How to Prevent Your Child from Becoming Addicted to Video Games and Screens
The Our First Year team has always been about promoting purposeful playtime and enhancing the developmental potential of your baby. We are hoping to create a movement that decreases overall screen time and increases human interaction and activities that are critical for developing motor, language, and social-emotional skills in children so they can be successful in academics, sports, and other social settings.
The fight against screen time is real. Of course there are many benefits to screens and technology and we aren't denying that, but the detriments that we are seeing is cause for concern. So, is there such a thing as "gaming addiction?" The World Health Organization (WHO) seems to think so. The WHO has included "gaming disorder" in the 11th edition of International Classification of Diseases. The three characteristics of this disorder are: "gaming takes precedence over other activities, impaired control over these behaviors, and even when there are negative consequences, the behavior continues or escalates."
Unfortunately, in the academic setting, I have worked with children who fit this profile. It is becoming extremely difficult to remove a child from the computer (working on an educational site) in order to engage them in speech therapy, whether it be a board game, book, cooking activity, or craft. Some children have had full-blown tantrums when removed from the computer and it can take them several minutes to regulate or calm down. This type of behavior is negatively impacting their developmental and social-emotional skills.
So how does one prevent this screen addiction? When should one start? It's best to follow the American Academy of Pediatrics guidelines for screens and prohibiting screen use before 18-24 months old. Only one hour supervised for children 2-5 and limit what they watch and watch with them after age 5.

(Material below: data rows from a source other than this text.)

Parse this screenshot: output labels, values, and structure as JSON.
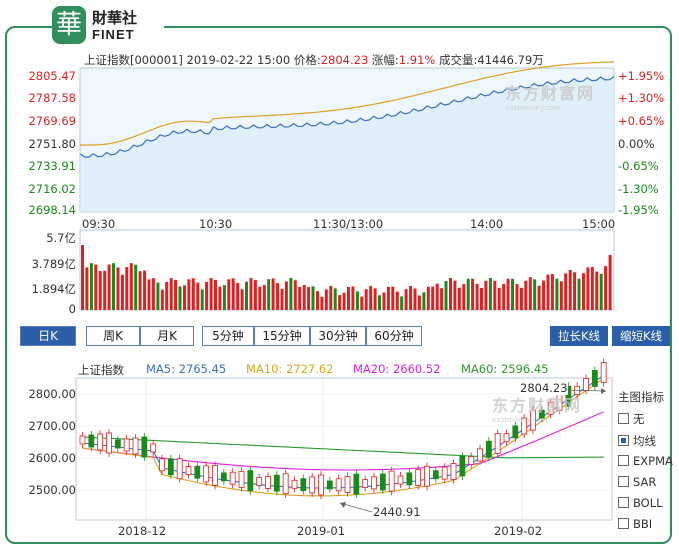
{
  "logo": {
    "mark": "華",
    "cn": "財華社",
    "en": "FINET"
  },
  "info": {
    "name": "上证指数[000001]",
    "time": "2019-02-22 15:00",
    "price_label": "价格:",
    "price": "2804.23",
    "change_label": "涨幅:",
    "change": "1.91%",
    "volume_label": "成交量:",
    "volume": "41446.79万"
  },
  "intraday": {
    "left_axis": [
      "2805.47",
      "2787.58",
      "2769.69",
      "2751.80",
      "2733.91",
      "2716.02",
      "2698.14"
    ],
    "right_axis": [
      "+1.95%",
      "+1.30%",
      "+0.65%",
      "0.00%",
      "-0.65%",
      "-1.30%",
      "-1.95%"
    ],
    "time_axis": [
      "09:30",
      "10:30",
      "11:30/13:00",
      "14:00",
      "15:00"
    ],
    "vol_axis": [
      "5.7亿",
      "3.789亿",
      "1.894亿",
      "0"
    ],
    "watermark": "东方财富网",
    "watermark_sub": "eastmoney.com"
  },
  "kline_tabs": [
    "日K",
    "周K",
    "月K",
    "5分钟",
    "15分钟",
    "30分钟",
    "60分钟"
  ],
  "buttons": {
    "stretch": "拉长K线",
    "shorten": "缩短K线"
  },
  "ma_bar": {
    "name": "上证指数",
    "ma5": "MA5: 2765.45",
    "ma10": "MA10: 2727.62",
    "ma20": "MA20: 2660.52",
    "ma60": "MA60: 2596.45"
  },
  "kline": {
    "y_axis": [
      "2800.00",
      "2700.00",
      "2600.00",
      "2500.00"
    ],
    "x_axis": [
      "2018-12",
      "2019-01",
      "2019-02"
    ],
    "high_label": "2804.23",
    "low_label": "2440.91"
  },
  "side_panel": {
    "title": "主图指标",
    "options": [
      "无",
      "均线",
      "EXPMA",
      "SAR",
      "BOLL",
      "BBI"
    ],
    "selected": "均线"
  },
  "colors": {
    "up": "#e02020",
    "down": "#1a8a1a",
    "ma5": "#3a6fc4",
    "ma10": "#e0a020",
    "ma20": "#e020e0",
    "ma60": "#2a9a2a",
    "accent": "#2b5ea8"
  }
}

Parents and caregivers can combat the screen addiction, by setting a better example themselves. Put the phone down and be present, engage in playtime with your child, talk with your child throughout the day, and read to your child. When children aren't offered the screen as a baby or toddler, they will find joy in other activities, such as coloring, playground, board games, puzzles, and sports. As the weather gets warmer, make a conscious effort to turn off the television, tablets, and phones, and enjoy the outdoors with your little one.
Decreasing screen time for your baby and toddler is easy...it's all in the bag!
Purchase an Our First Year infant backpack or toddler tote for all the tools necessary to engage in playtime without the use of screens and technology.